### The input
# # #
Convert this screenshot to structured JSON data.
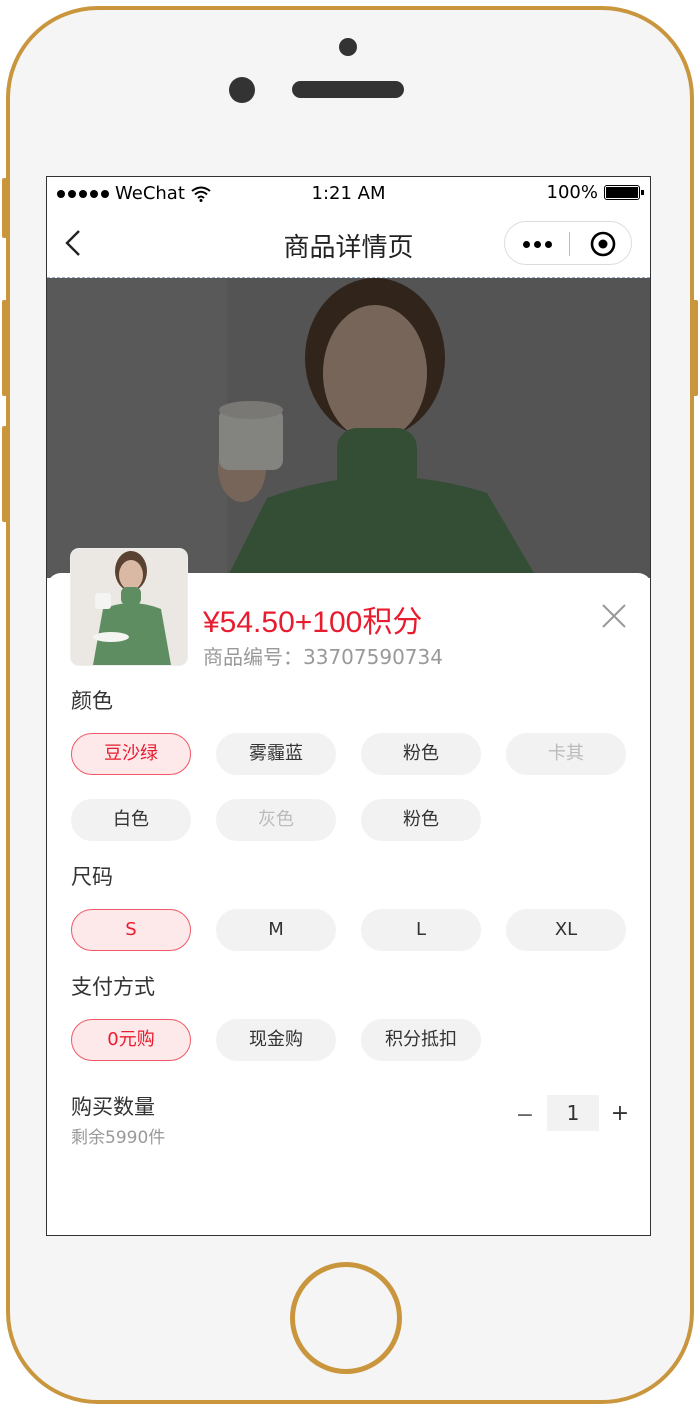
{
  "statusbar": {
    "signal_label": "WeChat",
    "time": "1:21 AM",
    "battery": "100%"
  },
  "navbar": {
    "title": "商品详情页"
  },
  "product": {
    "price": "¥54.50+100积分",
    "sku": "商品编号：33707590734"
  },
  "sections": {
    "color": {
      "label": "颜色",
      "options": [
        "豆沙绿",
        "雾霾蓝",
        "粉色",
        "卡其",
        "白色",
        "灰色",
        "粉色"
      ],
      "selected": "豆沙绿",
      "disabled": [
        "卡其",
        "灰色"
      ]
    },
    "size": {
      "label": "尺码",
      "options": [
        "S",
        "M",
        "L",
        "XL"
      ],
      "selected": "S"
    },
    "payment": {
      "label": "支付方式",
      "options": [
        "0元购",
        "现金购",
        "积分抵扣"
      ],
      "selected": "0元购"
    }
  },
  "quantity": {
    "label": "购买数量",
    "remaining": "剩余5990件",
    "value": "1",
    "minus": "−",
    "plus": "+"
  },
  "colors": {
    "frame": "#c9963e",
    "accent": "#e81c2e",
    "chip_bg": "#f2f2f2",
    "chip_active_bg": "#fde8ea"
  }
}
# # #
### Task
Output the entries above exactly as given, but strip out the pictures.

### The completed task
Convert this screenshot to structured JSON data.
{
  "statusbar": {
    "signal_label": "WeChat",
    "time": "1:21 AM",
    "battery": "100%"
  },
  "navbar": {
    "title": "商品详情页"
  },
  "product": {
    "price": "¥54.50+100积分",
    "sku": "商品编号：33707590734"
  },
  "sections": {
    "color": {
      "label": "颜色",
      "options": [
        "豆沙绿",
        "雾霾蓝",
        "粉色",
        "卡其",
        "白色",
        "灰色",
        "粉色"
      ],
      "selected": "豆沙绿",
      "disabled": [
        "卡其",
        "灰色"
      ]
    },
    "size": {
      "label": "尺码",
      "options": [
        "S",
        "M",
        "L",
        "XL"
      ],
      "selected": "S"
    },
    "payment": {
      "label": "支付方式",
      "options": [
        "0元购",
        "现金购",
        "积分抵扣"
      ],
      "selected": "0元购"
    }
  },
  "quantity": {
    "label": "购买数量",
    "remaining": "剩余5990件",
    "value": "1",
    "minus": "−",
    "plus": "+"
  },
  "colors": {
    "frame": "#c9963e",
    "accent": "#e81c2e",
    "chip_bg": "#f2f2f2",
    "chip_active_bg": "#fde8ea"
  }
}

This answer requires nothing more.